What is needed is an exact copy of every entry.

(Saved entries)
────────────────────
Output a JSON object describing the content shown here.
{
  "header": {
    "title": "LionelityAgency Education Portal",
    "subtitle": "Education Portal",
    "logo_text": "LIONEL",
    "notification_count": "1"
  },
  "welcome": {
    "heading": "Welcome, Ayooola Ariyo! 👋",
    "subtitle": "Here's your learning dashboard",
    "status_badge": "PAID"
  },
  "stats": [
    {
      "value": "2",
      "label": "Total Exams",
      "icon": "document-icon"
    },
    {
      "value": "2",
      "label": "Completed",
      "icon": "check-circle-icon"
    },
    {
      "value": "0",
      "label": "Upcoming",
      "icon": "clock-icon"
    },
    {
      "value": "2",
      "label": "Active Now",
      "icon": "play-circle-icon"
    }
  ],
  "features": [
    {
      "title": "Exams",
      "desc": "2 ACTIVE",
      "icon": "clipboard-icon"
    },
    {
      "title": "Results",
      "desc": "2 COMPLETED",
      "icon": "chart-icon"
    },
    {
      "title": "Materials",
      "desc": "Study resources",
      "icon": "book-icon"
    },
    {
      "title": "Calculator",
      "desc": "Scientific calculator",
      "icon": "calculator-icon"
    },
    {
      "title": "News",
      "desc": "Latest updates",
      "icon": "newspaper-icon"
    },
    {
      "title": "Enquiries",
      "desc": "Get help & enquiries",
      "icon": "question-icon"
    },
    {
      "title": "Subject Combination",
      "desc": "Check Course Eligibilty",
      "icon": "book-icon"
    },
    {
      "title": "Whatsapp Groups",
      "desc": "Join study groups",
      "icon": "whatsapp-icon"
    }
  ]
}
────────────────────
### EXERCISE SOLUTION
Output a JSON object describing the content shown here.
{
  "header": {
    "title": "LionelityAgency Education Portal",
    "subtitle": "Education Portal",
    "logo_text": "LIONEL",
    "notification_count": "1"
  },
  "welcome": {
    "heading": "Welcome, Ayooola Ariyo! 👋",
    "subtitle": "Here's your learning dashboard",
    "status_badge": "PAID"
  },
  "stats": [
    {
      "value": "2",
      "label": "Total Exams",
      "icon": "document-icon"
    },
    {
      "value": "2",
      "label": "Completed",
      "icon": "check-circle-icon"
    },
    {
      "value": "0",
      "label": "Upcoming",
      "icon": "clock-icon"
    },
    {
      "value": "2",
      "label": "Active Now",
      "icon": "play-circle-icon"
    }
  ],
  "features": [
    {
      "title": "Exams",
      "desc": "2 ACTIVE",
      "icon": "clipboard-icon"
    },
    {
      "title": "Results",
      "desc": "2 COMPLETED",
      "icon": "chart-icon"
    },
    {
      "title": "Materials",
      "desc": "Study resources",
      "icon": "book-icon"
    },
    {
      "title": "Calculator",
      "desc": "Scientific calculator",
      "icon": "calculator-icon"
    },
    {
      "title": "News",
      "desc": "Latest updates",
      "icon": "newspaper-icon"
    },
    {
      "title": "Enquiries",
      "desc": "Get help & enquiries",
      "icon": "question-icon"
    },
    {
      "title": "Subject Combination",
      "desc": "Check Course Eligibilty",
      "icon": "book-icon"
    },
    {
      "title": "Whatsapp Groups",
      "desc": "Join study groups",
      "icon": "whatsapp-icon"
    }
  ]
}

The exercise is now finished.